On us from heaven above,
And ever guard and keep aright.
This land we love;
Teach us to prize the more
This gift from thine own hand,
Our country - one from shore to shore -
Our native land.
Debate (on motion by Senator O’Keefe) adjourned.
Motion (by Senator McGregor) agreed to -
That the Senate, at its rising, adjourn until Wednesday next.
Business of the Senate.
Motion (by Senator McGregor) proposed -
That the Senate do now adjourn.
– I wish I had known from the Government earlier that it was their intention to permit the Senate to be adjourned at this hour. It is unfair to those of us who come from distant States to move the adjournment at a time in the afternoon when it is too late for us to catch our trains and go home.
– It was not unexpected.
– It was so far as I am concerned.
– The honorable senator was informed.
– I think that honorable senators should be taken into the confidence of the Government in reference to such matters. We were sent here to do work. As we are here, the debate might as well have been continued during to-night and to-morrow.
– Why did not the honorable senator get up and continue it?

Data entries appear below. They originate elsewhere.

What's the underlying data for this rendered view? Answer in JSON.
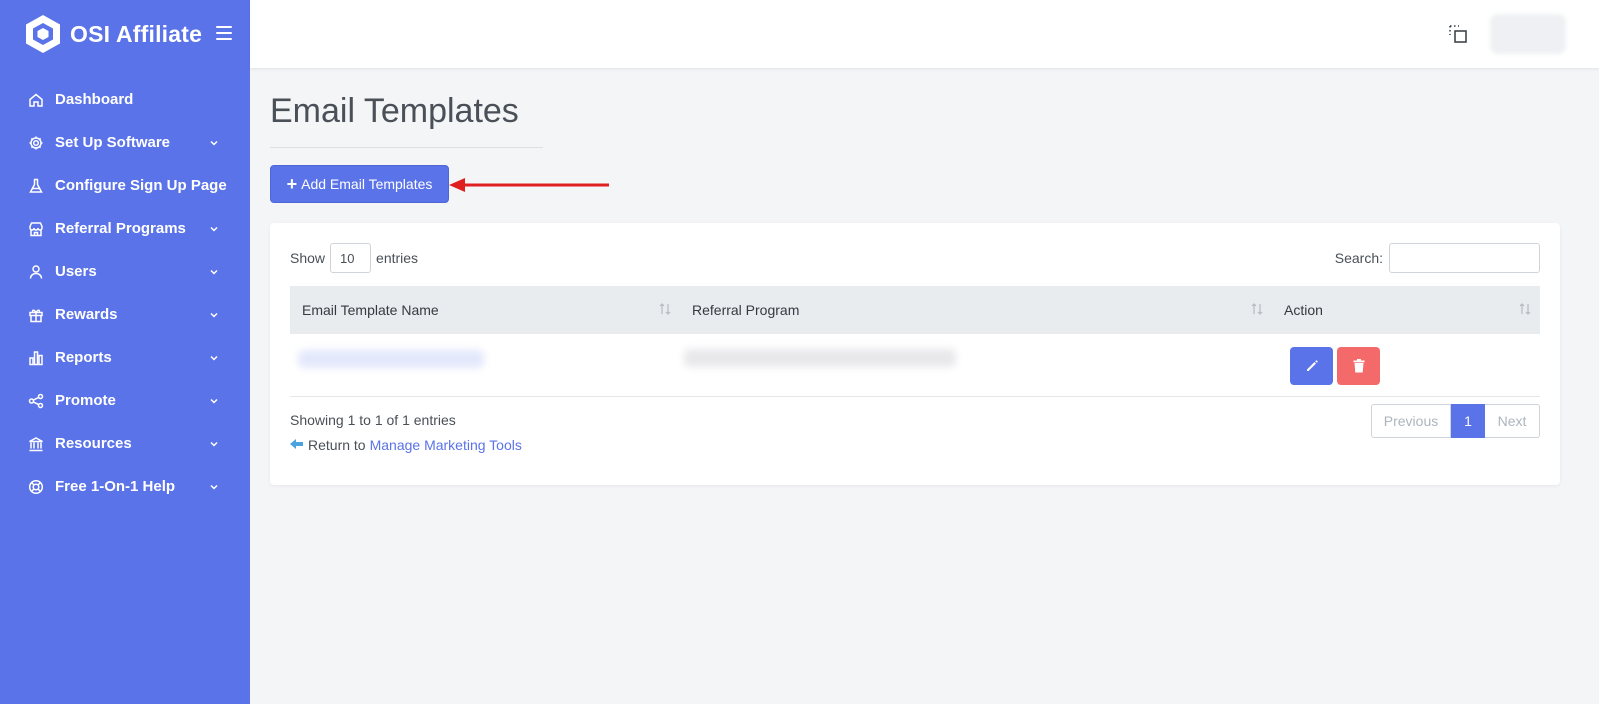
{
  "brand": {
    "name": "OSI Affiliate"
  },
  "sidebar": {
    "items": [
      {
        "label": "Dashboard",
        "icon": "home-icon",
        "has_submenu": false
      },
      {
        "label": "Set Up Software",
        "icon": "gear-icon",
        "has_submenu": true
      },
      {
        "label": "Configure Sign Up Page",
        "icon": "flask-icon",
        "has_submenu": false
      },
      {
        "label": "Referral Programs",
        "icon": "store-icon",
        "has_submenu": true
      },
      {
        "label": "Users",
        "icon": "user-icon",
        "has_submenu": true
      },
      {
        "label": "Rewards",
        "icon": "gift-icon",
        "has_submenu": true
      },
      {
        "label": "Reports",
        "icon": "bar-chart-icon",
        "has_submenu": true
      },
      {
        "label": "Promote",
        "icon": "share-icon",
        "has_submenu": true
      },
      {
        "label": "Resources",
        "icon": "bank-icon",
        "has_submenu": true
      },
      {
        "label": "Free 1-On-1 Help",
        "icon": "lifebuoy-icon",
        "has_submenu": true
      }
    ]
  },
  "page": {
    "title": "Email Templates",
    "add_button_label": "Add Email Templates"
  },
  "table": {
    "show_label": "Show",
    "page_length": "10",
    "entries_label": "entries",
    "search_label": "Search:",
    "search_value": "",
    "columns": [
      "Email Template Name",
      "Referral Program",
      "Action"
    ],
    "info": "Showing 1 to 1 of 1 entries",
    "pagination": {
      "previous": "Previous",
      "current": "1",
      "next": "Next"
    }
  },
  "footer_link": {
    "prefix": "Return to",
    "link_text": "Manage Marketing Tools"
  },
  "colors": {
    "primary": "#5b73e8",
    "danger": "#f46a6a",
    "annotation_arrow": "#e02020"
  }
}
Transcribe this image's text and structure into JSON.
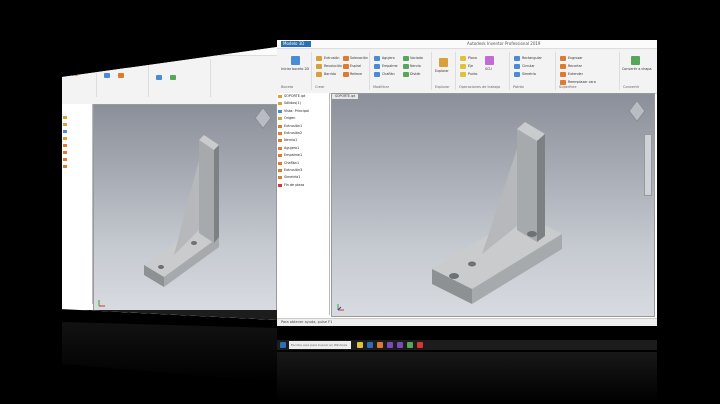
{
  "window": {
    "tab_label": "Modelo 3D",
    "title": "Autodesk Inventor Professional 2019",
    "document_tab": "SOPORTE.ipt",
    "status_text": "Para obtener ayuda, pulse F1",
    "search_placeholder": "Escriba aquí para buscar en Windows"
  },
  "ribbon": {
    "groups": [
      {
        "label": "Boceto",
        "items": [
          "Iniciar boceto 2D"
        ]
      },
      {
        "label": "Crear",
        "items": [
          "Extrusión",
          "Revolución",
          "Barrido",
          "Solevación",
          "Espiral",
          "Relieve"
        ]
      },
      {
        "label": "Modificar",
        "items": [
          "Agujero",
          "Empalme",
          "Chaflán",
          "Vaciado",
          "Nervio",
          "Dividir"
        ]
      },
      {
        "label": "Explorar",
        "items": [
          "Explorar"
        ]
      },
      {
        "label": "Operaciones de trabajo",
        "items": [
          "Plano",
          "Eje",
          "Punto",
          "SCU"
        ]
      },
      {
        "label": "Patrón",
        "items": [
          "Rectangular",
          "Circular",
          "Simetría"
        ]
      },
      {
        "label": "Superficie",
        "items": [
          "Engrosar",
          "Recortar",
          "Extender",
          "Reemplazar cara"
        ]
      },
      {
        "label": "Convertir",
        "items": [
          "Convertir a chapa"
        ]
      }
    ]
  },
  "browser": {
    "items": [
      {
        "label": "SOPORTE.ipt",
        "icon": "part-icon"
      },
      {
        "label": "Sólidos(1)",
        "icon": "folder-icon"
      },
      {
        "label": "Vista: Principal",
        "icon": "view-icon"
      },
      {
        "label": "Origen",
        "icon": "folder-icon"
      },
      {
        "label": "Extrusión1",
        "icon": "extrude-icon"
      },
      {
        "label": "Extrusión2",
        "icon": "extrude-icon"
      },
      {
        "label": "Nervio1",
        "icon": "rib-icon"
      },
      {
        "label": "Agujero1",
        "icon": "hole-icon"
      },
      {
        "label": "Empalme1",
        "icon": "fillet-icon"
      },
      {
        "label": "Chaflán1",
        "icon": "chamfer-icon"
      },
      {
        "label": "Extrusión3",
        "icon": "extrude-icon"
      },
      {
        "label": "Simetría1",
        "icon": "mirror-icon"
      },
      {
        "label": "Fin de pieza",
        "icon": "end-icon"
      }
    ]
  },
  "colors": {
    "accent": "#2c6fb7",
    "viewport_top": "#8a8f99",
    "viewport_bottom": "#d8dbe0",
    "part_face": "#a7aaad",
    "part_top": "#c9cbcd",
    "part_dark": "#7e8184"
  }
}
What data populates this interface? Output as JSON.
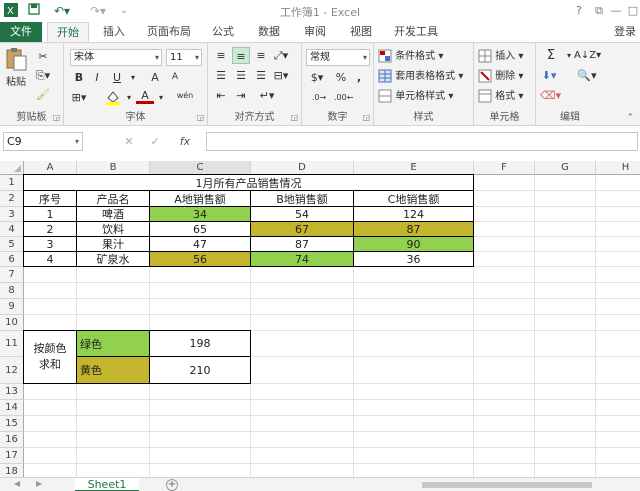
{
  "titlebar": {
    "title": "工作簿1 - Excel",
    "help": "?",
    "restore": "⧉",
    "minimize": "—",
    "maximize": "□",
    "close": "✕"
  },
  "tabs": [
    {
      "label": "文件"
    },
    {
      "label": "开始"
    },
    {
      "label": "插入"
    },
    {
      "label": "页面布局"
    },
    {
      "label": "公式"
    },
    {
      "label": "数据"
    },
    {
      "label": "审阅"
    },
    {
      "label": "视图"
    },
    {
      "label": "开发工具"
    }
  ],
  "login": "登录",
  "ribbon": {
    "clipboard": {
      "label": "剪贴板",
      "paste": "粘贴"
    },
    "font": {
      "label": "字体",
      "name": "宋体",
      "size": "11",
      "bold": "B",
      "italic": "I",
      "underline": "U",
      "grow": "A",
      "shrink": "A",
      "color_a": "A",
      "wen": "wén"
    },
    "alignment": {
      "label": "对齐方式"
    },
    "number": {
      "label": "数字",
      "format": "常规",
      "percent": "%",
      "comma": ","
    },
    "styles": {
      "label": "样式",
      "conditional": "条件格式",
      "table": "套用表格格式",
      "cell": "单元格样式"
    },
    "cells": {
      "label": "单元格",
      "insert": "插入",
      "delete": "删除",
      "format": "格式"
    },
    "editing": {
      "label": "编辑",
      "sigma": "Σ"
    }
  },
  "formula_bar": {
    "name_box": "C9",
    "fx": "fx",
    "cancel": "✕",
    "enter": "✓"
  },
  "columns": [
    "A",
    "B",
    "C",
    "D",
    "E",
    "F",
    "G",
    "H"
  ],
  "rows": [
    "1",
    "2",
    "3",
    "4",
    "5",
    "6",
    "7",
    "8",
    "9",
    "10",
    "11",
    "12",
    "13",
    "14",
    "15",
    "16",
    "17",
    "18"
  ],
  "sheet": {
    "title": "1月所有产品销售情况",
    "headers": [
      "序号",
      "产品名",
      "A地销售额",
      "B地销售额",
      "C地销售额"
    ],
    "data": [
      [
        "1",
        "啤酒",
        "34",
        "54",
        "124"
      ],
      [
        "2",
        "饮料",
        "65",
        "67",
        "87"
      ],
      [
        "3",
        "果汁",
        "47",
        "87",
        "90"
      ],
      [
        "4",
        "矿泉水",
        "56",
        "74",
        "36"
      ]
    ],
    "sum_label": "按颜色求和",
    "green_label": "绿色",
    "green_sum": "198",
    "yellow_label": "黄色",
    "yellow_sum": "210"
  },
  "colors": {
    "green": "#92d050",
    "olive": "#c4b52f",
    "accent": "#217346"
  },
  "sheet_tab": "Sheet1"
}
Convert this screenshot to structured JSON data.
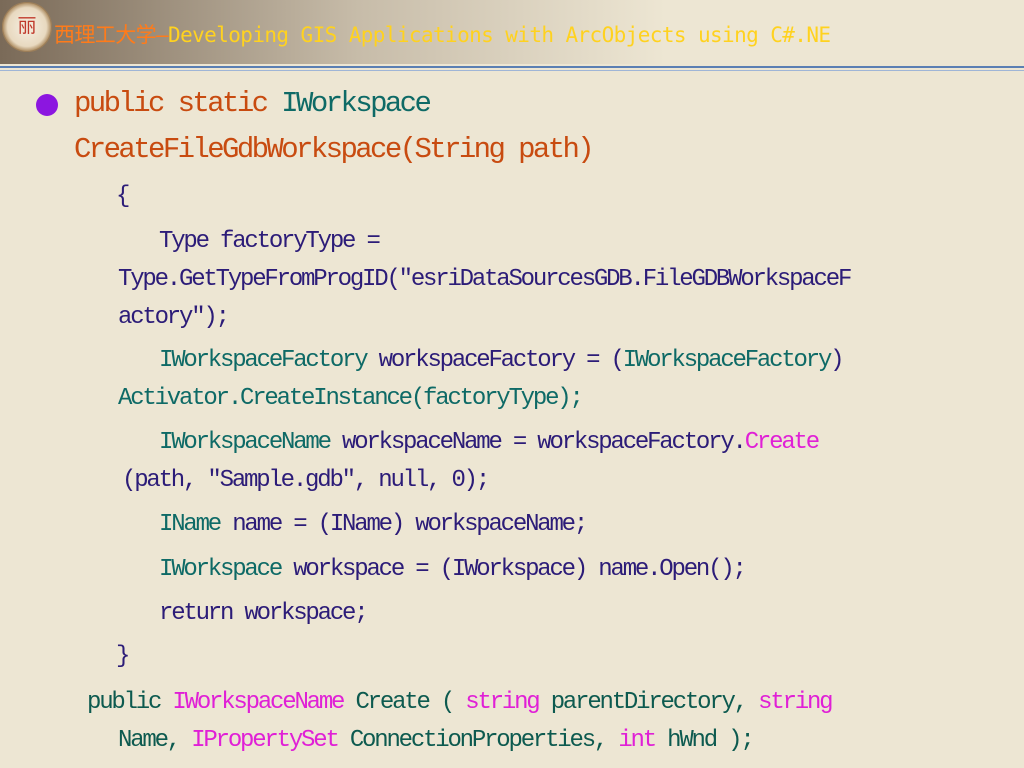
{
  "header": {
    "title_cn": "西理工大学",
    "title_sep": "–",
    "title_en": "Developing GIS Applications with ArcObjects using C#.NE"
  },
  "logo": {
    "icon": "university-seal-icon",
    "glyph": "丽"
  },
  "colors": {
    "background": "#ede6d3",
    "header_title": "#ffd21f",
    "header_cn": "#ff7b1a",
    "bullet": "#8c16e0",
    "keyword_orange": "#c84b10",
    "type_teal": "#0e6a66",
    "code_navy": "#2c1c78",
    "keyword_pink": "#e020d6"
  },
  "method": {
    "sig_kw": "public static ",
    "sig_type": "IWorkspace",
    "sig_name": "CreateFileGdbWorkspace(String path)",
    "open_brace": "{",
    "l1a": "Type factoryType =",
    "l1b": "Type.GetTypeFromProgID(\"esriDataSourcesGDB.FileGDBWorkspaceF",
    "l1c": "actory\");",
    "l2a_type": "IWorkspaceFactory",
    "l2a_rest": " workspaceFactory = (",
    "l2a_cast": "IWorkspaceFactory",
    "l2a_close": ")",
    "l2b": "Activator.CreateInstance(factoryType);",
    "l3a_type": "IWorkspaceName",
    "l3a_rest": " workspaceName = workspaceFactory.",
    "l3a_create": "Create",
    "l3b": "(path, \"Sample.gdb\", null, 0);",
    "l4_type": "IName",
    "l4_rest": " name = (IName) workspaceName;",
    "l5_type": "IWorkspace",
    "l5_rest": " workspace = (IWorkspace) name.Open();",
    "l6": "return workspace;",
    "close_brace": "}"
  },
  "signature": {
    "p1": "public ",
    "p2": "IWorkspaceName",
    "p3": " Create ( ",
    "p4": "string",
    "p5": " parentDirectory,  ",
    "p6": "string",
    "q1": "Name,   ",
    "q2": "IPropertySet",
    "q3": "  ConnectionProperties,  ",
    "q4": "int",
    "q5": " hWnd );"
  }
}
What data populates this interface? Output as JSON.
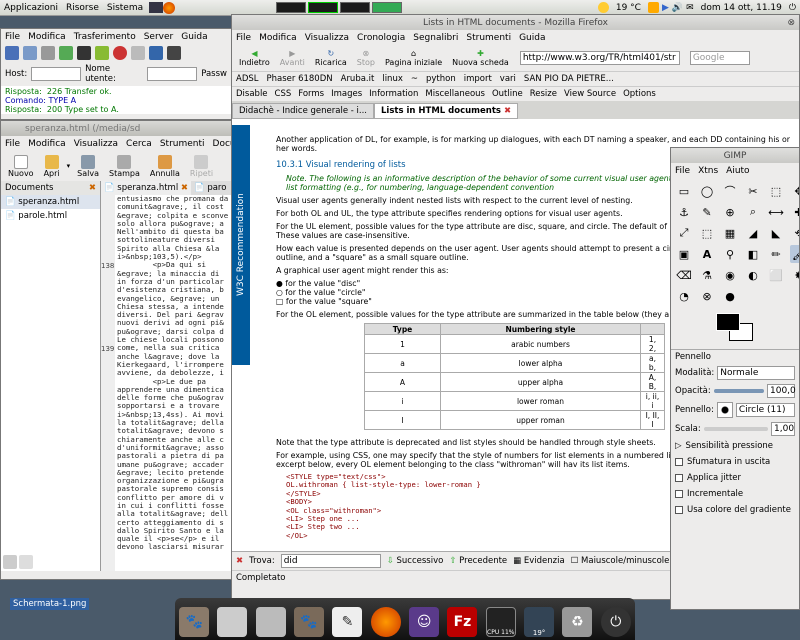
{
  "panel": {
    "menu": [
      "Applicazioni",
      "Risorse",
      "Sistema"
    ],
    "temp": "19 °C",
    "datetime": "dom 14 ott, 11.19"
  },
  "ftp": {
    "menu": [
      "File",
      "Modifica",
      "Trasferimento",
      "Server",
      "Guida"
    ],
    "host_label": "Host:",
    "user_label": "Nome utente:",
    "pass_label": "Passw",
    "log": [
      [
        "Risposta:",
        "226 Transfer ok."
      ],
      [
        "Comando:",
        "TYPE A"
      ],
      [
        "Risposta:",
        "200 Type set to A."
      ]
    ]
  },
  "gedit": {
    "title": "speranza.html (/media/sd",
    "menu": [
      "File",
      "Modifica",
      "Visualizza",
      "Cerca",
      "Strumenti",
      "Docume"
    ],
    "tools": [
      "Nuovo",
      "Apri",
      "Salva",
      "Stampa",
      "Annulla",
      "Ripeti"
    ],
    "side_title": "Documents",
    "files": [
      "speranza.html",
      "parole.html"
    ],
    "tabs": [
      "speranza.html",
      "paro"
    ],
    "line_numbers": [
      "138",
      "139"
    ],
    "code": "entusiasmo che promana da\ncomunit&agrave;, il cost\n&egrave; colpita e sconve\nsolo allora pu&ograve; a\nNell'ambito di questa ba\nsottolineature diversi\nSpirito alla Chiesa &la\ni>&nbsp;103,5).</p>\n        <p>Da qui si\n&egrave; la minaccia di\nin forza d'un particolar\nd'esistenza cristiana, b\nevangelico, &egrave; un\nChiesa stessa, a intende\ndiversi. Del pari &egrav\nnuovi derivi ad ogni pi&\npu&ograve; darsi colpa d\nLe chiese locali possono\ncome, nella sua critica\nanche l&agrave; dove la\nKierkegaard, l'irrompere\navviene, da debolezze, i\n        <p>Le due pa\napprendere una dimentica\ndelle forme che pu&ograv\nsopportarsi e a trovare\ni>&nbsp;13,4ss). Ai movi\nla totalit&agrave; della\ntotalit&agrave; devono s\nchiaramente anche alle c\nd'uniformit&agrave; asso\npastorali a pietra di pa\numane pu&ograve; accader\n&egrave; lecito pretende\norganizzazione e pi&ugra\npastorale supremo consis\nconflitto per amore di v\nin cui i conflitti fosse\nalla totalit&agrave; dell\ncerto atteggiamento di s\ndallo Spirito Santo e la\nquale il <p>se</p> e il\ndevono lasciarsi misurar"
  },
  "firefox": {
    "title": "Lists in HTML documents - Mozilla Firefox",
    "menu": [
      "File",
      "Modifica",
      "Visualizza",
      "Cronologia",
      "Segnalibri",
      "Strumenti",
      "Guida"
    ],
    "nav": [
      "Indietro",
      "Avanti",
      "Ricarica",
      "Stop",
      "Pagina iniziale",
      "Nuova scheda"
    ],
    "url": "http://www.w3.org/TR/html401/str",
    "search": "Google",
    "bookmarks": [
      "ADSL",
      "Phaser 6180DN",
      "Aruba.it",
      "linux",
      "~",
      "python",
      "import",
      "vari",
      "SAN PIO DA PIETRE..."
    ],
    "webdev": [
      "Disable",
      "CSS",
      "Forms",
      "Images",
      "Information",
      "Miscellaneous",
      "Outline",
      "Resize",
      "View Source",
      "Options"
    ],
    "tabs": [
      "Didachè - Indice generale - i...",
      "Lists in HTML documents"
    ],
    "w3c": "W3C Recommendation",
    "p1": "Another application of DL, for example, is for marking up dialogues, with each DT naming a speaker, and each DD containing his or her words.",
    "heading": "10.3.1 Visual rendering of lists",
    "note": "Note. The following is an informative description of the behavior of some current visual user agent sheets allow better control of list formatting (e.g., for numbering, language-dependent convention",
    "p2": "Visual user agents generally indent nested lists with respect to the current level of nesting.",
    "p3": "For both OL and UL, the type attribute specifies rendering options for visual user agents.",
    "p4": "For the UL element, possible values for the type attribute are disc, square, and circle. The default of nesting of the current list. These values are case-insensitive.",
    "p5": "How each value is presented depends on the user agent. User agents should attempt to present a circle, a \"circle\" as a small circle outline, and a \"square\" as a small square outline.",
    "p6": "A graphical user agent might render this as:",
    "bullets": [
      "for the value \"disc\"",
      "for the value \"circle\"",
      "for the value \"square\""
    ],
    "p7": "For the OL element, possible values for the type attribute are summarized in the table below (they a",
    "table_head": [
      "Type",
      "Numbering style"
    ],
    "table_rows": [
      [
        "1",
        "arabic numbers",
        "1, 2,"
      ],
      [
        "a",
        "lower alpha",
        "a, b,"
      ],
      [
        "A",
        "upper alpha",
        "A, B,"
      ],
      [
        "i",
        "lower roman",
        "i, ii, i"
      ],
      [
        "I",
        "upper roman",
        "I, II, I"
      ]
    ],
    "p8": "Note that the type attribute is deprecated and list styles should be handled through style sheets.",
    "p9": "For example, using CSS, one may specify that the style of numbers for list elements in a numbered li roman numerals. In the excerpt below, every OL element belonging to the class \"withroman\" will hav its list items.",
    "code": "<STYLE type=\"text/css\">\nOL.withroman { list-style-type: lower-roman }\n</STYLE>\n<BODY>\n<OL class=\"withroman\">\n<LI> Step one ...\n<LI> Step two ...\n</OL>",
    "find_label": "Trova:",
    "find_value": "did",
    "find_next": "Successivo",
    "find_prev": "Precedente",
    "find_hl": "Evidenzia",
    "find_case": "Maiuscole/minuscole",
    "status": "Completato"
  },
  "gimp": {
    "title": "GIMP",
    "menu": [
      "File",
      "Xtns",
      "Aiuto"
    ],
    "tool_icons": [
      "▭",
      "◯",
      "⌒",
      "✂",
      "⬚",
      "✥",
      "⚓",
      "✎",
      "⊕",
      "⌕",
      "⟷",
      "✚",
      "⤢",
      "⬚",
      "▦",
      "◢",
      "◣",
      "⟲",
      "▣",
      "A",
      "⚲",
      "◧",
      "✏",
      "🖌",
      "⌫",
      "⚗",
      "◉",
      "◐",
      "⬜",
      "✸",
      "◔",
      "⊗",
      "●"
    ],
    "panel_title": "Pennello",
    "mode_label": "Modalità:",
    "mode_value": "Normale",
    "opacity_label": "Opacità:",
    "opacity_value": "100,0",
    "brush_label": "Pennello:",
    "brush_value": "Circle (11)",
    "scale_label": "Scala:",
    "scale_value": "1,00",
    "pressure": "Sensibilità pressione",
    "options": [
      "Sfumatura in uscita",
      "Applica jitter",
      "Incrementale",
      "Usa colore del gradiente"
    ]
  },
  "desktop": {
    "icon_label": "Schermata-1.png",
    "dock_cpu": "CPU 11%",
    "dock_temp": "19°"
  }
}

– It was my intention to get up, . but my honorable friend, Senator O’Keefe, rose and moved the adjournment of the debate. I do not think it fair that we should be treated in this way. When we come here from other States, we should be informed how long we are expected to. remain, and while we are here there should be work for us to do. I hope that the Government will not treat us in this manner again. I protest against it.
– I am very sorry that anything has been doneto inconvenience SenatorW. Russell or any other senator. Understanding, however, from information conveyed to me, that no other honorable senator was anxious to speak to-day, but that some wished to continue the debate next Wednesday, I acceded to a request for an adjournment. Had I known that Senator W. Russell wished to speak I should have been only too happy to afford him anopportunity. If, in future, any honorable senator wishes to address himself to any question which may be before the Senate, if he will intimate his desire either to me or to the Government Whip, his wish will receive every consideration.
Question resolved in the affirmative.
Senate adjourned at 4. 11 p.m.
Cite as: Australia, Senate, Debates, 7 July 1910, viewed 22 October 2017, <http://historichansard.net/senate/1910/19100707_SENATE_4_55/>.